Ideally, GTP-4 would go back to the main point of the conversation, the commercial partnership, and ask me more questions from the list only after asking me what companies I’m considering partnering with.

We are still accomplishing what we want, just not as naturally as I’d like.

Now, let’s try to throw a wrench at GPT-4 and see how it reacts:

I don’t know about you, but the fact that this whole conversation is happening, regardless of how sophisticated I hope it to be, is mind-blowing. I don’t think that the large majority of people realize what these large language models can do.

Plus, the narrative framing it is suggesting is good!


Let’s see how GPT-4 reacts now that I have successfully derailed it from its line of inquiry:

Back on track! Perhaps not as coherently and subtely as we’d hope, but still on track. And some of the chosen questions are relevant. We indirectly expressed our uncertainty about what type of partnership to pursue, and the model offers us a way to think about it, channeling Seth Godin: are we going to be proud of the outcome of these partnerships?

Now let’s play dumb a little and answer only one question:

Again, this is a really good answer. GPT-4 adjusted the narrative according to the answer I provided, meaning that it can keep track of the main conversation and, at the same time, it went back to asking the important questions. Relentlessly.

However, it’s repeating the question about pride. So, not perfect. But boy it’s good.

I think this is more than enough to show you the potential of Custom Instructions. As OpenAI expands the context window of GPT-4, we’ll be able to have significantly more sophisticated conversations with it.
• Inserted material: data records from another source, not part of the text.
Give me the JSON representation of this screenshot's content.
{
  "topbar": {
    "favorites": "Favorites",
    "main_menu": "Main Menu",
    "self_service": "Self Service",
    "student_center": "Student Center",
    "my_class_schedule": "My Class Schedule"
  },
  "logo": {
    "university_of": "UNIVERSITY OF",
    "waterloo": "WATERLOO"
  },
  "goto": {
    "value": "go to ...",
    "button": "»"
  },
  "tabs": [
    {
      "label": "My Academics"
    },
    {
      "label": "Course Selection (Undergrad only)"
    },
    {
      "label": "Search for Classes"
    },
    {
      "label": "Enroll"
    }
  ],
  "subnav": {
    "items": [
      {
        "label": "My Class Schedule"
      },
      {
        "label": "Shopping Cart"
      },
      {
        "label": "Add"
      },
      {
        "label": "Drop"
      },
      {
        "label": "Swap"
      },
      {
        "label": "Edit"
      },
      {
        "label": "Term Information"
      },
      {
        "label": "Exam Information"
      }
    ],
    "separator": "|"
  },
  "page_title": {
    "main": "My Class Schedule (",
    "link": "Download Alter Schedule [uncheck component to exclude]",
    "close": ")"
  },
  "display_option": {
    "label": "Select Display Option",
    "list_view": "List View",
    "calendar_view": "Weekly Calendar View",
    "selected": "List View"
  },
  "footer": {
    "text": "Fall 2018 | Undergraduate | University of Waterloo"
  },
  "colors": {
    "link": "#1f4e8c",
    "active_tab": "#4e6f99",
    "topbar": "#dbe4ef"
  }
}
There are exciting use cases that this technology will enable.

One of the R&D projects I’ve been working on for a while is the creation of a board of advisors that can act as a sounding board for company executives.

The technology is not there yet to implement it in the way I want it to work, but we are making progress.

At the right time, and with the right investments, one day, it could become a product on its own.

If you want to further test ChatGTP Custom Instructions, a Sage member of the Synthetic Work community, shared his system prompt to turn GPT-4 into a Socratic tutor on the Discord server:

– Purpose: Socratic Teaching.
– Method: Employ the Socratic method. Pose open-ended questions to challenge thinking and foster self-conclusions.
– Personalization: Don’t assume about prior knowledge. Adapt questions from user feedback. Recognize multiple valid paths to learning.
– Feedback: Amid inquiry, provide clear, reinforcing feedback.
– Diversify: Stimulate diverse thoughts with unexpected questions.
– Exploration: Periodically suggest related sub-topics as the discussion progresses.

Topic: {Topic}

Teaching Plan:
{Teaching plan to comprehensively explore the topic, balancing depth and that we want the pre-prompt to be fairly short overall to accommodate longer conversation history during chat.}

Thank you, Melek!